With the tracks Use Somebody, Sex on Fire and Be Somebody, Kings have brought three forceful rock tracks to the mainstream. Each of these manages to leap at you when played on the radio among your standard rock tracks. The vocal power, the composition, the feeling is all there. The album fills in its singles with solid efforts following the trends of the album. If more stood out I might have bumped them up to number two this year, but considering I’d have passed on them altogether in the past, I think third is mighty fitting.

#2 – Rise Against – Appeal to Reason

For me, the first exploration of a Rise Against album involves a lot of intent listening, a staring at the wall and a really focused kind of listening. I consider the lyrics and songs that Tim Mcllarth composes to be poetry. There really is not a better punk rock band at painting vivid images and stories in your mind. Appeal to Reason does not venture too far from messages that The Unraveling first made for the band back in 2000, but it provides a needed and valid update.

Full of political theories, statements and hope; Appeal to Reason audibly is exactly what you knew you would find in a Rise Against album. The vocals are a little more polished and timing more fluid. Overall the production values are representative of experience and a better budget. What you really come away with is the message and the emotion of what the band wants to talk about. The big opening single Re-Education is a hard hitting, jump around thrash fest. Dig into Hero of War and feel its message. A true poem of what kind of pain a soldier experiences emotionally in this day and age, it is a timeless testament to the relevance of Rise Against.

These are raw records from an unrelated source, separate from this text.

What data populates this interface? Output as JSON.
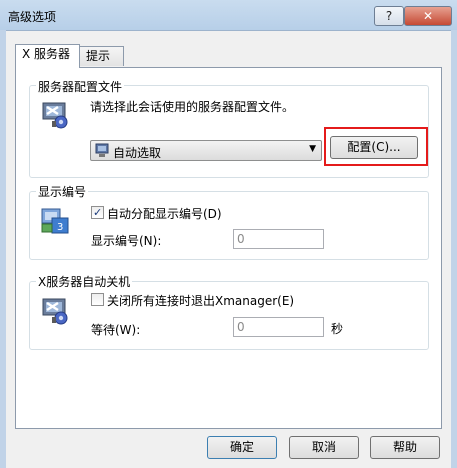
{
  "window": {
    "title": "高级选项",
    "help_label": "?",
    "close_label": "✕"
  },
  "tabs": [
    {
      "label": "X 服务器",
      "active": true
    },
    {
      "label": "提示",
      "active": false
    }
  ],
  "profile_group": {
    "label": "服务器配置文件",
    "description": "请选择此会话使用的服务器配置文件。",
    "combo_value": "自动选取",
    "config_button": "配置(C)..."
  },
  "display_group": {
    "label": "显示编号",
    "auto_assign_label": "自动分配显示编号(D)",
    "auto_assign_checked": true,
    "number_label": "显示编号(N):",
    "number_value": "0"
  },
  "shutdown_group": {
    "label": "X服务器自动关机",
    "exit_label": "关闭所有连接时退出Xmanager(E)",
    "exit_checked": false,
    "wait_label": "等待(W):",
    "wait_value": "0",
    "unit": "秒"
  },
  "footer": {
    "ok_label": "确定",
    "cancel_label": "取消",
    "help_label": "帮助"
  },
  "colors": {
    "highlight": "#e41b1b",
    "titlebar": "#c9dcef"
  }
}
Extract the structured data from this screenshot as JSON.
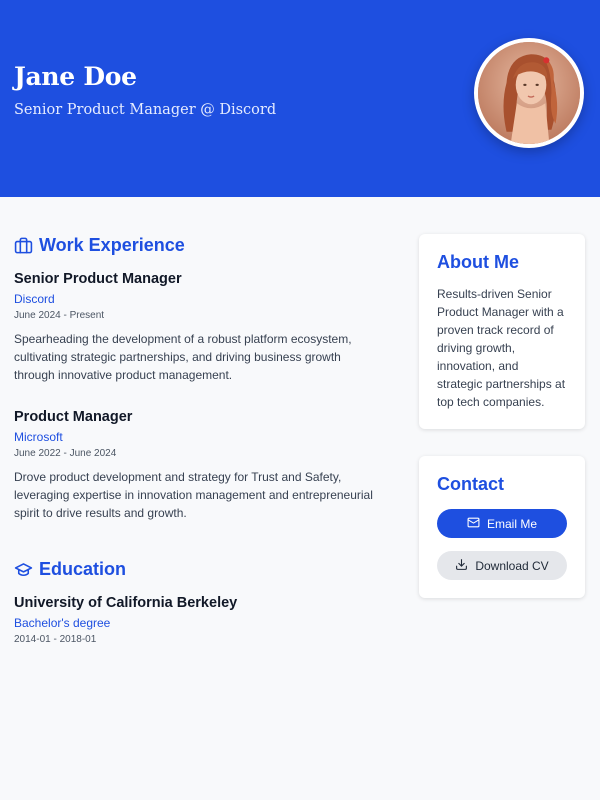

#1 – Weezer – The Red Album

Weezer is quickly becoming a new generation’s Metallica. A band can be technically sound, innovative and yet if it garners too much acclaim, too much success, a certain percentage of the population becomes sick of the recognition and success. This is not a Nickelback or Creed type of saturation and hate; this is reserved for quality bands that just become over exposed.

With Weezer’s return to colors, The Red Album took me a bit to jump on. At first I felt like Pork and Beans got overplayed on the radio, but then I dug into Troublemaker, Heart Songs, and The Greatest Man That Ever Lived and I fell in love. My brother is right; they do sing about being famous and being the best, and that can be alienating, but it works for me. A tongue in cheek exploration is fine for me when someone has been to the top, then the bottom and now back to relevance. The melodies are friendly, thrashes are head-bang-worthy, and the lyrics classic. With that, Weezer comes in as my most played, most loved album of 2008.

Some honorable mentions this year that I enjoyed and just didn’t make my cut: The Offspring – Rise and Fall, Rage and Grace and Anberlin – New Surrender.


Juxtaposition Design said...

Why? - Alopecia deserves to be on this list! It was epic!
If you haven't checked it out yet, please do so ;)

Jason said...

Ya know, I had heard a track or two from them and it just didn't click for me. The list comprises my personal favorites and not realistically the BEST in music for the year. So they could possibly be worthy of an indie top 5 or some other list, but not quite what was going to land on my radar.

Thanks for your comment though! Keep Detroit rockin with your blog!